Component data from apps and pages
────────

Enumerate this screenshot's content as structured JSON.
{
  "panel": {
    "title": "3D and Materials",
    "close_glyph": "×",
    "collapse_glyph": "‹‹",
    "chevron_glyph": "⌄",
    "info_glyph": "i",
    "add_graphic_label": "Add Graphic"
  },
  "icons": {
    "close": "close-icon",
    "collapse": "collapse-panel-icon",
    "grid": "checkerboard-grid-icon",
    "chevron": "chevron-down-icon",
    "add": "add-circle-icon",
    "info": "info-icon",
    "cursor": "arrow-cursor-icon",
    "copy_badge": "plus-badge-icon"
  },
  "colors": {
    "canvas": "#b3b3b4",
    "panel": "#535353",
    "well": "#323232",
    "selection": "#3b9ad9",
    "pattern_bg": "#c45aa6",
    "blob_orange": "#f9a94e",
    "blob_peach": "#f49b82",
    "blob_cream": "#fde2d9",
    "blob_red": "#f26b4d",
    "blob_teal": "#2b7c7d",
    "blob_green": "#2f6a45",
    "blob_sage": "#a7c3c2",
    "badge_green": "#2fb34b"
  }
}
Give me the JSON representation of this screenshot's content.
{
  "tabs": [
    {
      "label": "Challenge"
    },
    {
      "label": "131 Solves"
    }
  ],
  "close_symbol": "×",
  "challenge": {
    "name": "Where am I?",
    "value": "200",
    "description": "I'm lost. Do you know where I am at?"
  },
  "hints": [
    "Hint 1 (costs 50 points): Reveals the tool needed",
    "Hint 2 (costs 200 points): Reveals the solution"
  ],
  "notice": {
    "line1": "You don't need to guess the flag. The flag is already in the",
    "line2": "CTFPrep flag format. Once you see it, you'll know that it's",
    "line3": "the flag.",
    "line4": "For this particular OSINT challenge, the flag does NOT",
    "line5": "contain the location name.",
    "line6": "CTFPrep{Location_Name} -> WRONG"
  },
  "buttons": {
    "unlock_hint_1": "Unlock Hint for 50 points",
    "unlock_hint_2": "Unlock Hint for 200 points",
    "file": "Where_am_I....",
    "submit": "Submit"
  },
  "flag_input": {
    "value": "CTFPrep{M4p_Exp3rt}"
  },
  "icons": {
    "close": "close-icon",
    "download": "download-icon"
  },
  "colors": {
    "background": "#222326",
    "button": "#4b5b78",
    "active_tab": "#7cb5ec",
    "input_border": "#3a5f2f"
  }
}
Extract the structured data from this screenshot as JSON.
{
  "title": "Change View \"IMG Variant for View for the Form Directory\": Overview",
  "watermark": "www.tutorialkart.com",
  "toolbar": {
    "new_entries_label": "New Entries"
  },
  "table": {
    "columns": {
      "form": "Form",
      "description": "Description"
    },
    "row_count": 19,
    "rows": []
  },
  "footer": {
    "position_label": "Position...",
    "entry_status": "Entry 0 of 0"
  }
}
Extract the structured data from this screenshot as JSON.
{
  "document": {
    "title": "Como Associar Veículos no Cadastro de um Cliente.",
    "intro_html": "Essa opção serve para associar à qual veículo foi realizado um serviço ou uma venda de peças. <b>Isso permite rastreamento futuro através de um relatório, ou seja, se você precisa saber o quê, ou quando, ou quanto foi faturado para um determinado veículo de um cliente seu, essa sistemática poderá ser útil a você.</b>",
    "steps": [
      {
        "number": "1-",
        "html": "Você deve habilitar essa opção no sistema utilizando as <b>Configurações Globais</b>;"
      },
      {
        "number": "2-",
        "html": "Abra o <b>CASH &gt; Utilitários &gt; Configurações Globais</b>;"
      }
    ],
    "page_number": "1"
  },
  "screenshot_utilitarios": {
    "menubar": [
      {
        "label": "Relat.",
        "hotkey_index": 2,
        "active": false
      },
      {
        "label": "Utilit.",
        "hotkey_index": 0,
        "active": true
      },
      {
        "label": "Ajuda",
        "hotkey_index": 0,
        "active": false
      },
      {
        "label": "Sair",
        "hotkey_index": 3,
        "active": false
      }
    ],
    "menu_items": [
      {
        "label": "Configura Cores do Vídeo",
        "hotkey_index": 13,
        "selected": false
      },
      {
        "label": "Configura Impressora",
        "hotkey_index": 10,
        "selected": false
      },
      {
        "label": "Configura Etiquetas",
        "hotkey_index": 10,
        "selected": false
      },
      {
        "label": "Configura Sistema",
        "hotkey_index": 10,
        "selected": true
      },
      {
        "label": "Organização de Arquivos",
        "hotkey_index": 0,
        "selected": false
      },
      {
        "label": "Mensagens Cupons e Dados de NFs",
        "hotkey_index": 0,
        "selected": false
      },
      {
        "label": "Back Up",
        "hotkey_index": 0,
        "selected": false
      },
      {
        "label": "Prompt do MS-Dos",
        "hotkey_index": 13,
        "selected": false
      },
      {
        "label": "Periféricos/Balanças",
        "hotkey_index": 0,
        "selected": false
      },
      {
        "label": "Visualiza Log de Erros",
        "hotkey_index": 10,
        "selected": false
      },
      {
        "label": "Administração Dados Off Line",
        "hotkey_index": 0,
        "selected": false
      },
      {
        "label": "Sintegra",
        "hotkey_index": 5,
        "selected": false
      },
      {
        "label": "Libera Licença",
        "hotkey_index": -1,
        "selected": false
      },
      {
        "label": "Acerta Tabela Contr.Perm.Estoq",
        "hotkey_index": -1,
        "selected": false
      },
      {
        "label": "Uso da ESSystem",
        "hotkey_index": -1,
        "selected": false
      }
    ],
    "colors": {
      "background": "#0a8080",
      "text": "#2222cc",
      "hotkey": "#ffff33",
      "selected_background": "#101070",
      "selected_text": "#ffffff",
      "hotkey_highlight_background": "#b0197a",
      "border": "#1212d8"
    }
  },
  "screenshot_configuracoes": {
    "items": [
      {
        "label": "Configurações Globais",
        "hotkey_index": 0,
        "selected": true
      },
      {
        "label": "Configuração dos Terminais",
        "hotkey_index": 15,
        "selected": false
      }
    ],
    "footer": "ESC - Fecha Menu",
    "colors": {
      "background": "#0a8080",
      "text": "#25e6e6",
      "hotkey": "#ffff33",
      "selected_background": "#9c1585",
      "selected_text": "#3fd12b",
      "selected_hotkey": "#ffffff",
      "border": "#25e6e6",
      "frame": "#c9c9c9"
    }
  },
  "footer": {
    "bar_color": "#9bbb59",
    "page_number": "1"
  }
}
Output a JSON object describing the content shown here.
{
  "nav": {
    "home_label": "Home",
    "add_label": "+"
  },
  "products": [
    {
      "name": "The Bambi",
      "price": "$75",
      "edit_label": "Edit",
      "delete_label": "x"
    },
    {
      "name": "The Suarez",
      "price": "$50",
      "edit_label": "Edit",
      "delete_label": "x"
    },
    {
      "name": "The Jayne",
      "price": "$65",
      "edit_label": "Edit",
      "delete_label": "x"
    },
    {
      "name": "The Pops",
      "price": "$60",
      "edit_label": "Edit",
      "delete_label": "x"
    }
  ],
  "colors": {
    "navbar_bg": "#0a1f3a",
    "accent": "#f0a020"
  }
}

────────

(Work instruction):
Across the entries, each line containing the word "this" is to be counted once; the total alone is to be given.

(Solution):
5